One of the more common critiques of a screenplay one is likely to hear in Hollywood is that a script has "too many men in rooms talking" (which always strikes me as bizarre, since roughly two thirds of The Godfather consists of men in rooms talking. Taken to heart, this note would have given us the tarantella and not "I believe in America" as the opening of the greatest Hollywood film ever made). I knew before I even attempted to write what became Scene 58 of Argo — a scene of nine men sitting in a conference room talking through various scenarios for a cover story to get Americans out of Iran — that the scene would be more difficult to pull off than any of the more (ostensibly) complicated set pieces in the film.
A scene at Mehrabad Airport in 1979 is, by comparison, easy to write, because the story can be told through images: a portrait of the Ayatollah glowering over a crowd; the glimpsed tragedy of a refugee woman being yanked away from her husband. It's the juxtaposition of image against image, as any good Bolshevik filmmaker knows, that tells the story; yet in a conference room, there's nothing to cut to except the actors' faces. The writing in a scene like this is, in effect, naked. The tension has to come from the audience's awareness of subtle shifts of power in the room.
As Scene 58 proceeds, top-floor officials from the CIA and State Department debate ideas for cover stories, each idea worse than the last, though no one in the room dares to point out that these Important Men thinking Important Thoughts are, in fact, delusional — no one except our hero, Tony Mendez. I knew that the crucial beat in the scene (and a major turning point in the film, both for its story and in its tone) would come when Mendez finally decided to speak up to his superiors, exposing the absurdity of their plans and, in effect, volunteering to take over the Tehran operation. I also knew that the moment was fraught: Mendez is a jaded CIA veteran, not an innocent pointing out that the bureaucratic emperors are naked. He couldn't seem smug, or overtly disrespectful to his superiors, and he needed to speak in the jargon of intelligence professionals. Yet he had to make his case and lay bare the absurdity of the State Department's plans (which, incredibly, were real: Officials at Foggy Bottom wanted to put the six escaped Americans on bicycles and tell them, in effect, "Pedal north until you smell Turkish food").
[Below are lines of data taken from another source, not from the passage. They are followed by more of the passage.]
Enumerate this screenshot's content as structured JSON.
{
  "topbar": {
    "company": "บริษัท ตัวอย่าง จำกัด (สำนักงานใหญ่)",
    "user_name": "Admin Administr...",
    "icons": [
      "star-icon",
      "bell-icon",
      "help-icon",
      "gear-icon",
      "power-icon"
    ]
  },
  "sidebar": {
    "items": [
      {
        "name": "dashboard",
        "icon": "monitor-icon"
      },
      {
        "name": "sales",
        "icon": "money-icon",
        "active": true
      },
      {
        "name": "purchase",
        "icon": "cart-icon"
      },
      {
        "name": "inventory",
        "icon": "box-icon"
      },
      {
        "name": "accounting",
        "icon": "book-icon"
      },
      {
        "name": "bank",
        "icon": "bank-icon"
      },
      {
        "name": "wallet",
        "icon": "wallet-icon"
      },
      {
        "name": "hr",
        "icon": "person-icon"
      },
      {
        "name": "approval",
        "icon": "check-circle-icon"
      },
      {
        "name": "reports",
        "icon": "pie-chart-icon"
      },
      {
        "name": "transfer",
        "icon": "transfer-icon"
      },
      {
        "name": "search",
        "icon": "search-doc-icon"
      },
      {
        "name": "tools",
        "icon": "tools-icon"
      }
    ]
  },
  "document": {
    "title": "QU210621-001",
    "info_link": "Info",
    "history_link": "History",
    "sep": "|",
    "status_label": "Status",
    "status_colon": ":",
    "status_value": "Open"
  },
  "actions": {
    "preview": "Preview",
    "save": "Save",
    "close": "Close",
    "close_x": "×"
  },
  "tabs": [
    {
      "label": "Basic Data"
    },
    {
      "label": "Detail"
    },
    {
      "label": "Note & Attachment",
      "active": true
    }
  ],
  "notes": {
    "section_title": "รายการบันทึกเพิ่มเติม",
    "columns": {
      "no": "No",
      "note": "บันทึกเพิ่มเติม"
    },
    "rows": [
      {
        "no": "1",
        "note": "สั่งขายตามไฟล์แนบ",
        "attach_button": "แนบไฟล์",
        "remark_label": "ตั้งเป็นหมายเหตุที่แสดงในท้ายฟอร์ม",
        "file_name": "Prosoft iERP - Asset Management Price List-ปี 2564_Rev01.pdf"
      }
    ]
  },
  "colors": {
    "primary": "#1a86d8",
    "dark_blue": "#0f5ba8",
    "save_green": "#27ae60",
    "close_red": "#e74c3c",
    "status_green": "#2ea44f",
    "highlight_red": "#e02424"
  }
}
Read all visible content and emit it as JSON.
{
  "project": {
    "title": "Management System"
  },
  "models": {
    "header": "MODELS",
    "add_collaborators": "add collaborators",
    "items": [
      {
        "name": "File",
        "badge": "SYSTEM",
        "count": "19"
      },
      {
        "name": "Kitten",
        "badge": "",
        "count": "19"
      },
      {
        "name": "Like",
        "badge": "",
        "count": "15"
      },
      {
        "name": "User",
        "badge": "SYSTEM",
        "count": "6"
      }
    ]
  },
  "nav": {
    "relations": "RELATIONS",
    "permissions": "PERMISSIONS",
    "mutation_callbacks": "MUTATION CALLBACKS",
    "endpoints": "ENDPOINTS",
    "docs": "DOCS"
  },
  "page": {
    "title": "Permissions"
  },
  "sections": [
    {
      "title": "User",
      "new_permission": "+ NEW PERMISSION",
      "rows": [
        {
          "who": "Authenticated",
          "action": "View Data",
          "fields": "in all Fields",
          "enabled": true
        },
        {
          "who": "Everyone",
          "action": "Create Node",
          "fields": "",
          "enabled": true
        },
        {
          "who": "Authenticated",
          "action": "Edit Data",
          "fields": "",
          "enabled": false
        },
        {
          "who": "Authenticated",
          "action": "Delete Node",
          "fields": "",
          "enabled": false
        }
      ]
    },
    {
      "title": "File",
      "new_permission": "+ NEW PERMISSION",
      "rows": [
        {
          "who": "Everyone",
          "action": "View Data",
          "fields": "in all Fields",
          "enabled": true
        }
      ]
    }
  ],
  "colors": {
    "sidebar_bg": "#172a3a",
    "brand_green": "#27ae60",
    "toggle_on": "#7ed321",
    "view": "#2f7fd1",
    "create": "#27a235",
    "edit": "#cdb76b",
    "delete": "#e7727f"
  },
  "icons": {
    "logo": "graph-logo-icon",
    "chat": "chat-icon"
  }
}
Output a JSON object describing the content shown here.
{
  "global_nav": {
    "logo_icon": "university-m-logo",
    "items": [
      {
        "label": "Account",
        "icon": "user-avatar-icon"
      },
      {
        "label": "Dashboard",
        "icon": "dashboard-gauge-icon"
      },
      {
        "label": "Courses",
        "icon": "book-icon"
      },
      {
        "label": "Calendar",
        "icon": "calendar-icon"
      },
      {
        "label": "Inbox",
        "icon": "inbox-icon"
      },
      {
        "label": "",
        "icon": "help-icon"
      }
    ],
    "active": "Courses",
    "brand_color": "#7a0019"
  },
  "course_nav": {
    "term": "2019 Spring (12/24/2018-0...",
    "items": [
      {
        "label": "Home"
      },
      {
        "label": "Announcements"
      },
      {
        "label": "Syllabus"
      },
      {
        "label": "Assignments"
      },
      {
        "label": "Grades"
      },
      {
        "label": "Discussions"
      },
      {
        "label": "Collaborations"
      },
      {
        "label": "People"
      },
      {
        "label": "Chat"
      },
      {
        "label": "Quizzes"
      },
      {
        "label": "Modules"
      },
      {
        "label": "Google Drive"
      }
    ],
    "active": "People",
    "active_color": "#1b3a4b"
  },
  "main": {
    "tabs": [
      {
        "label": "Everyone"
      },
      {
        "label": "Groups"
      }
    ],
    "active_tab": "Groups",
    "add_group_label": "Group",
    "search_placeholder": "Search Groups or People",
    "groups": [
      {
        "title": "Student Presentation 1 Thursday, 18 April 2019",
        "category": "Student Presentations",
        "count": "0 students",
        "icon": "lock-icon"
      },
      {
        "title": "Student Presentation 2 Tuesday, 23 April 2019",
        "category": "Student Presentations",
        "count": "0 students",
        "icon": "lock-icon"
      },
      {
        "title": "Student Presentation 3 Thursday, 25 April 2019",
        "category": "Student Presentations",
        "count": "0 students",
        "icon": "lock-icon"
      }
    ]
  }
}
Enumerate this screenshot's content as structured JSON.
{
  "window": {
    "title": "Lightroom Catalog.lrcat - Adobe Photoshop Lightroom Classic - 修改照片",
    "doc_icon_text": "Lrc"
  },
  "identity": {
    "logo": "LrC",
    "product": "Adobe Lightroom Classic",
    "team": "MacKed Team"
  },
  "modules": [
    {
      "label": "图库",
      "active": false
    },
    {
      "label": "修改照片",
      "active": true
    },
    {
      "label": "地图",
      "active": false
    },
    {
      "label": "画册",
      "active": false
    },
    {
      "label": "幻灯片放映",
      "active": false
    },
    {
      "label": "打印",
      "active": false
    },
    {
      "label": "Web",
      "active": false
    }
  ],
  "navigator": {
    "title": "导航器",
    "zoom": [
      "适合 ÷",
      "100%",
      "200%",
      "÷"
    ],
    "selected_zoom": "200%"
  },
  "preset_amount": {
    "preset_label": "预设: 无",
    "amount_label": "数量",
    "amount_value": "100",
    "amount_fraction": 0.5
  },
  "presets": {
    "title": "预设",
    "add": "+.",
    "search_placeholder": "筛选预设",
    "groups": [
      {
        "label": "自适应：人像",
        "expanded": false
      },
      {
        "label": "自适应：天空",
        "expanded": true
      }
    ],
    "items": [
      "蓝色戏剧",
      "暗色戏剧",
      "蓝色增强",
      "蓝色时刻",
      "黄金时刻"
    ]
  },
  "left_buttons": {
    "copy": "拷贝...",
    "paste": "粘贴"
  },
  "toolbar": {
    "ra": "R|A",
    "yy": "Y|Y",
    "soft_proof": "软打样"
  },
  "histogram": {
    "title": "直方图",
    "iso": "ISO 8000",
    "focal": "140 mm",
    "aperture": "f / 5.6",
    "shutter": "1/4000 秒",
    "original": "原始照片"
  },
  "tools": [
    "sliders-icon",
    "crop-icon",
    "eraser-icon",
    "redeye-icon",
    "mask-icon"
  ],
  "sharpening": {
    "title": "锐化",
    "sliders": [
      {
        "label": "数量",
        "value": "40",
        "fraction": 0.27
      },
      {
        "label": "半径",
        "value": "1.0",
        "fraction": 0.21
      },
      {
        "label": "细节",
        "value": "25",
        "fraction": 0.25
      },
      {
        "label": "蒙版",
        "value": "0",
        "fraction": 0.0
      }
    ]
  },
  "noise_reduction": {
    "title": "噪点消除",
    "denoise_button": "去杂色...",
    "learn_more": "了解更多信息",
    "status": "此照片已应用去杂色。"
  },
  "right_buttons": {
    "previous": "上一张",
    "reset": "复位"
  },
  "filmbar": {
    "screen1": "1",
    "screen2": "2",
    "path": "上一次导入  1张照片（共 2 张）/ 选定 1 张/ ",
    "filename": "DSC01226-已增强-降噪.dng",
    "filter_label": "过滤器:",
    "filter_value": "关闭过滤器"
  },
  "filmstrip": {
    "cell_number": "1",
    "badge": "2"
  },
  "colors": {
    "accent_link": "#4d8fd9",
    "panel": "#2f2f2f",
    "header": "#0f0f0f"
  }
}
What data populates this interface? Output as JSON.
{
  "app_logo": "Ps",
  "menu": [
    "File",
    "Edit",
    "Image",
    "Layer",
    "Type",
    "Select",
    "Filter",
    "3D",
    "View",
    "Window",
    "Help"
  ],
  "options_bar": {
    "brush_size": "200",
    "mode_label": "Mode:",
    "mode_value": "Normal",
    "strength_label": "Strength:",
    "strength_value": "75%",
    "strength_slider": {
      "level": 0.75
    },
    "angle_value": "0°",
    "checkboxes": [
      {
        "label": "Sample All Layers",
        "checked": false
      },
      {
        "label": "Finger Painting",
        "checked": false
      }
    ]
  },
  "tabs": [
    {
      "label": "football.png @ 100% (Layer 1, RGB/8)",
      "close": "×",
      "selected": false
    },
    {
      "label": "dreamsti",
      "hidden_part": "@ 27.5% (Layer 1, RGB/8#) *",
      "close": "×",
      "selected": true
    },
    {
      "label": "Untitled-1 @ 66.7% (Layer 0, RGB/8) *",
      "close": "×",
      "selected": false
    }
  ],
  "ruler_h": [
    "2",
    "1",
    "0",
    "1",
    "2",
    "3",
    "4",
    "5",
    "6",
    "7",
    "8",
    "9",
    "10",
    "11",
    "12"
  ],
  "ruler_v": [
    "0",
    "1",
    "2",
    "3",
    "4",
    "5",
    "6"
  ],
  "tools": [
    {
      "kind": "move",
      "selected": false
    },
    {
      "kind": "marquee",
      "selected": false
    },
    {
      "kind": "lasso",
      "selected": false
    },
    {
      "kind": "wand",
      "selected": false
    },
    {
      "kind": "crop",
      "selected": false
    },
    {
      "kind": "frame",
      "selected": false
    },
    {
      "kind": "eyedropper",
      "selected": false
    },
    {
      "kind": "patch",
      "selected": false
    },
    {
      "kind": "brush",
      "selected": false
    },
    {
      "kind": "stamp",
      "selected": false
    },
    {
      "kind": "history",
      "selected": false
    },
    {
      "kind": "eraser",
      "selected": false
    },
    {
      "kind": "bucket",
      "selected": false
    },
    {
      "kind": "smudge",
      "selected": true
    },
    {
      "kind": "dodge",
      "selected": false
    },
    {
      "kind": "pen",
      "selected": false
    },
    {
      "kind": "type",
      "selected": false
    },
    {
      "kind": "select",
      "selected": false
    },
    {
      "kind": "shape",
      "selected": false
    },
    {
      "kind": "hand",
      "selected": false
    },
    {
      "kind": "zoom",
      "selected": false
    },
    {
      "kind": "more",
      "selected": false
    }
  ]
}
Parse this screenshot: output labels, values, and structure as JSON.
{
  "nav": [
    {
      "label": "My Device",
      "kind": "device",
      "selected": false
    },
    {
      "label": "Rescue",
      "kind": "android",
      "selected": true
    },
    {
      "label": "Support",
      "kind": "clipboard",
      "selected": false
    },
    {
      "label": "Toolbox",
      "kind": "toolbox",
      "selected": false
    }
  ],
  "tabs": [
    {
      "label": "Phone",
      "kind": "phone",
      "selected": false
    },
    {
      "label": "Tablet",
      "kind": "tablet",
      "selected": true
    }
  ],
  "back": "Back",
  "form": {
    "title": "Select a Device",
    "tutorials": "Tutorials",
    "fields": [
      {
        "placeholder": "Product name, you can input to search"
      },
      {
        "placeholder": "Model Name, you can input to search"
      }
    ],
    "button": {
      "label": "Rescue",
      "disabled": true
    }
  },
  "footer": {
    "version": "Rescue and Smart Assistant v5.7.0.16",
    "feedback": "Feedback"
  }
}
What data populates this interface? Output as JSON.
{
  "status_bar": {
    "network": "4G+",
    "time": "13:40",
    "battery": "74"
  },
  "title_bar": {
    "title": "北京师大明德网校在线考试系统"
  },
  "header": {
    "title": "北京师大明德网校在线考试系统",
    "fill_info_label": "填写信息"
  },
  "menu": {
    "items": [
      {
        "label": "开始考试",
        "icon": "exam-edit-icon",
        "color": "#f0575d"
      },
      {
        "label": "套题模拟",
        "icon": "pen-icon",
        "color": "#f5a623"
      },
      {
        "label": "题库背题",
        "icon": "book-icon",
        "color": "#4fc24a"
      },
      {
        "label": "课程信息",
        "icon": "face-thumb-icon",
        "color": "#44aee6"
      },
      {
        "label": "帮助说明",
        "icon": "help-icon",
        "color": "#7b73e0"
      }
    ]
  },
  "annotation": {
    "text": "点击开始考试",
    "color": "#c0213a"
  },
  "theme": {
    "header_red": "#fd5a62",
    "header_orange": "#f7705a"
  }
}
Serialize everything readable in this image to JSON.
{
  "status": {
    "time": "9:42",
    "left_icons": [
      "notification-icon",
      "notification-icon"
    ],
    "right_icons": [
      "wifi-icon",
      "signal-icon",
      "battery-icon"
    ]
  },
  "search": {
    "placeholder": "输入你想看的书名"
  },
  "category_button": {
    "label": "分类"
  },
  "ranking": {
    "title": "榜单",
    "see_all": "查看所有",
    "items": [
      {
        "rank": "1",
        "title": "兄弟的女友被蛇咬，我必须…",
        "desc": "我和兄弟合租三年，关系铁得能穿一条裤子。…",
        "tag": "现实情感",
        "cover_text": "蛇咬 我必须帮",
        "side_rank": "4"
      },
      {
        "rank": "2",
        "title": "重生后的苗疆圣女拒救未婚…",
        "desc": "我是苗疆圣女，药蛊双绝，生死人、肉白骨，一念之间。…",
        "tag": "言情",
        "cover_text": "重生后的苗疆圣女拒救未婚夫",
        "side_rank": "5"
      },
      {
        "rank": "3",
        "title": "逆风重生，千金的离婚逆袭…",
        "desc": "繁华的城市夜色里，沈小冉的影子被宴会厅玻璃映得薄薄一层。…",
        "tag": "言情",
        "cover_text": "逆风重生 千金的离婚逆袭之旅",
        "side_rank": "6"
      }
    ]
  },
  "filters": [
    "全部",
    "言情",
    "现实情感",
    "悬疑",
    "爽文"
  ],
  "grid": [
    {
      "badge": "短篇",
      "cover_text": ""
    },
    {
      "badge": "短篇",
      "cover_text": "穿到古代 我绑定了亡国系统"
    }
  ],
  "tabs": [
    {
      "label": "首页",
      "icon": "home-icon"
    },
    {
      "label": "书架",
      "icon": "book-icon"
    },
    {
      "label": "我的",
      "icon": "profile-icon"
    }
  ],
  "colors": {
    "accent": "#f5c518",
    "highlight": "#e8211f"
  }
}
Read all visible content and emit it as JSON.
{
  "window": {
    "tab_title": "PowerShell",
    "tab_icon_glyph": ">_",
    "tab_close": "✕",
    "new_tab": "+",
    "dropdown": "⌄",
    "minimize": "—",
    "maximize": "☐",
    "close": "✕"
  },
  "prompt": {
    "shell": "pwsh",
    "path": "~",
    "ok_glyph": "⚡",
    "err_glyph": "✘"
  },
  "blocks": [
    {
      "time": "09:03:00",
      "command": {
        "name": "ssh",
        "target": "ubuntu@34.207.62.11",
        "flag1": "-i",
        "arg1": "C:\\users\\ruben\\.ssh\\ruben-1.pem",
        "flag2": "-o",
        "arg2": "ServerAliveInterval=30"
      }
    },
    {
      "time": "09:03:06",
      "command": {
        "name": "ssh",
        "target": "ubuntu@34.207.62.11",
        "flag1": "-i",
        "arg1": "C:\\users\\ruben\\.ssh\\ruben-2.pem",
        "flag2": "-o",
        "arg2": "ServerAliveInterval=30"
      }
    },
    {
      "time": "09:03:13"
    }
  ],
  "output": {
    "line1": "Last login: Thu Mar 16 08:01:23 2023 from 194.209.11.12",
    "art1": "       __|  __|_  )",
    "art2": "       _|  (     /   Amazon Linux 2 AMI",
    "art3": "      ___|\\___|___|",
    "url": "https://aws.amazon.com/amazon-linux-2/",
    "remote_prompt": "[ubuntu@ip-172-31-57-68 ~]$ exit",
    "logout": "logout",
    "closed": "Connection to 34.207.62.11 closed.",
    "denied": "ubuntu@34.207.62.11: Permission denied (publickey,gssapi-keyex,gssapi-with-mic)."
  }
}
As I wrote and rewrote the scene, trying to get the tone right, I found myself returning to screenplays by writers like Chayefsky and Goldman, two masters who were writing at the time that Argo takes place (Goldman is, of course, still writing and still a master). In their films of the period, one line spoken by a man (or a woman) in a room could change the tone not only of a scene, but of an entire film. And these writers could do it without grandiloquence, but with precision, and often with spitballs — shifting a conversation with an ironic barb that could render the boardroom of a television network or an editorial meeting at the Washington Post speechless. How would these guys write the scene?
I settled on the idea that Mendez would throw a spitball into the self-serious conversation by making a joke about giving the bicycle escapees Gatorade. (Which meant I had to determine whether Gatorade was on the market and a commonly recognized brand in December of 1979. I celebrated when I found a Time Magazine from the year before featuring a dehydrated athlete with a Village People–style mustache: "Gatorade: When You're Thirsty to Win." So the Gatorade could stay.) Mendez would make his off-hand joke. The table would go silent. The attention of the room would shift to the court jester speaking truth to power.